TASK REQUIREMENTS - Print out every entry that follows, exactly as written.

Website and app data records
·····

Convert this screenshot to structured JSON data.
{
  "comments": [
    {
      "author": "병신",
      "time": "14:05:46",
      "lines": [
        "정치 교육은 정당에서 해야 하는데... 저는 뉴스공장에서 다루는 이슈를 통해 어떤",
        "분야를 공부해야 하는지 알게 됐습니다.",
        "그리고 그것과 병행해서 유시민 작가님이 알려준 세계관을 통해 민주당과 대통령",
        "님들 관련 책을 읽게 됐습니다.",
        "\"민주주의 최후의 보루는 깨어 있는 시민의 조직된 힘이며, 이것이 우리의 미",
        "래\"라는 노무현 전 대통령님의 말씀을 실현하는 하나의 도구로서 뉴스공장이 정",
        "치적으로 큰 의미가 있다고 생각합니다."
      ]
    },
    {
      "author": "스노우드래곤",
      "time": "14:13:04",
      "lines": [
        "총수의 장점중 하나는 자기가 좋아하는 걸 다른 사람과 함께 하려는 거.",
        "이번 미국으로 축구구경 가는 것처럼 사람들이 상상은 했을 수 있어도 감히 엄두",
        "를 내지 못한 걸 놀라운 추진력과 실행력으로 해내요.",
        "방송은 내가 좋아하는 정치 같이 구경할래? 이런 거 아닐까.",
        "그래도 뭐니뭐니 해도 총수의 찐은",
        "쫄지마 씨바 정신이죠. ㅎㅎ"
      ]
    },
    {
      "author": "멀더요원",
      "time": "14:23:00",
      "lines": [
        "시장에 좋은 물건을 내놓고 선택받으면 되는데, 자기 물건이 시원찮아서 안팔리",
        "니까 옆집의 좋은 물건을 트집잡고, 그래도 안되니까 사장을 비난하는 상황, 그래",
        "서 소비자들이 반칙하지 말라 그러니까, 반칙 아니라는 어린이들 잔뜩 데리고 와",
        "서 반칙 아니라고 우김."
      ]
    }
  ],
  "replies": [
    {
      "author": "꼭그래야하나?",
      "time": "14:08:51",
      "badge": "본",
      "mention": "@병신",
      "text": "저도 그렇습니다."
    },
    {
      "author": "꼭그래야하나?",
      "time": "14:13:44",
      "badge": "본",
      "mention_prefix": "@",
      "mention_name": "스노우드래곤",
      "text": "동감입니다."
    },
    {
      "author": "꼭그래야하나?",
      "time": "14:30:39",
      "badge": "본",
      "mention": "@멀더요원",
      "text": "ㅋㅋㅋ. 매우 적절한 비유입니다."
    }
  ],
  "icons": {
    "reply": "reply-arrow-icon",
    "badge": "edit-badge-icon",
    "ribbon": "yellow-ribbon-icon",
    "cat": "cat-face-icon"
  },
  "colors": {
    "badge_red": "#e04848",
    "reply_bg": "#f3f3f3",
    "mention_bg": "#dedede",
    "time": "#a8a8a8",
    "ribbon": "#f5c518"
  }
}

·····

RESPONSE AREA -
Convert this screenshot to structured JSON data.
{
  "comments": [
    {
      "author": "병신",
      "time": "14:05:46",
      "lines": [
        "정치 교육은 정당에서 해야 하는데... 저는 뉴스공장에서 다루는 이슈를 통해 어떤",
        "분야를 공부해야 하는지 알게 됐습니다.",
        "그리고 그것과 병행해서 유시민 작가님이 알려준 세계관을 통해 민주당과 대통령",
        "님들 관련 책을 읽게 됐습니다.",
        "\"민주주의 최후의 보루는 깨어 있는 시민의 조직된 힘이며, 이것이 우리의 미",
        "래\"라는 노무현 전 대통령님의 말씀을 실현하는 하나의 도구로서 뉴스공장이 정",
        "치적으로 큰 의미가 있다고 생각합니다."
      ]
    },
    {
      "author": "스노우드래곤",
      "time": "14:13:04",
      "lines": [
        "총수의 장점중 하나는 자기가 좋아하는 걸 다른 사람과 함께 하려는 거.",
        "이번 미국으로 축구구경 가는 것처럼 사람들이 상상은 했을 수 있어도 감히 엄두",
        "를 내지 못한 걸 놀라운 추진력과 실행력으로 해내요.",
        "방송은 내가 좋아하는 정치 같이 구경할래? 이런 거 아닐까.",
        "그래도 뭐니뭐니 해도 총수의 찐은",
        "쫄지마 씨바 정신이죠. ㅎㅎ"
      ]
    },
    {
      "author": "멀더요원",
      "time": "14:23:00",
      "lines": [
        "시장에 좋은 물건을 내놓고 선택받으면 되는데, 자기 물건이 시원찮아서 안팔리",
        "니까 옆집의 좋은 물건을 트집잡고, 그래도 안되니까 사장을 비난하는 상황, 그래",
        "서 소비자들이 반칙하지 말라 그러니까, 반칙 아니라는 어린이들 잔뜩 데리고 와",
        "서 반칙 아니라고 우김."
      ]
    }
  ],
  "replies": [
    {
      "author": "꼭그래야하나?",
      "time": "14:08:51",
      "badge": "본",
      "mention": "@병신",
      "text": "저도 그렇습니다."
    },
    {
      "author": "꼭그래야하나?",
      "time": "14:13:44",
      "badge": "본",
      "mention_prefix": "@",
      "mention_name": "스노우드래곤",
      "text": "동감입니다."
    },
    {
      "author": "꼭그래야하나?",
      "time": "14:30:39",
      "badge": "본",
      "mention": "@멀더요원",
      "text": "ㅋㅋㅋ. 매우 적절한 비유입니다."
    }
  ],
  "icons": {
    "reply": "reply-arrow-icon",
    "badge": "edit-badge-icon",
    "ribbon": "yellow-ribbon-icon",
    "cat": "cat-face-icon"
  },
  "colors": {
    "badge_red": "#e04848",
    "reply_bg": "#f3f3f3",
    "mention_bg": "#dedede",
    "time": "#a8a8a8",
    "ribbon": "#f5c518"
  }
}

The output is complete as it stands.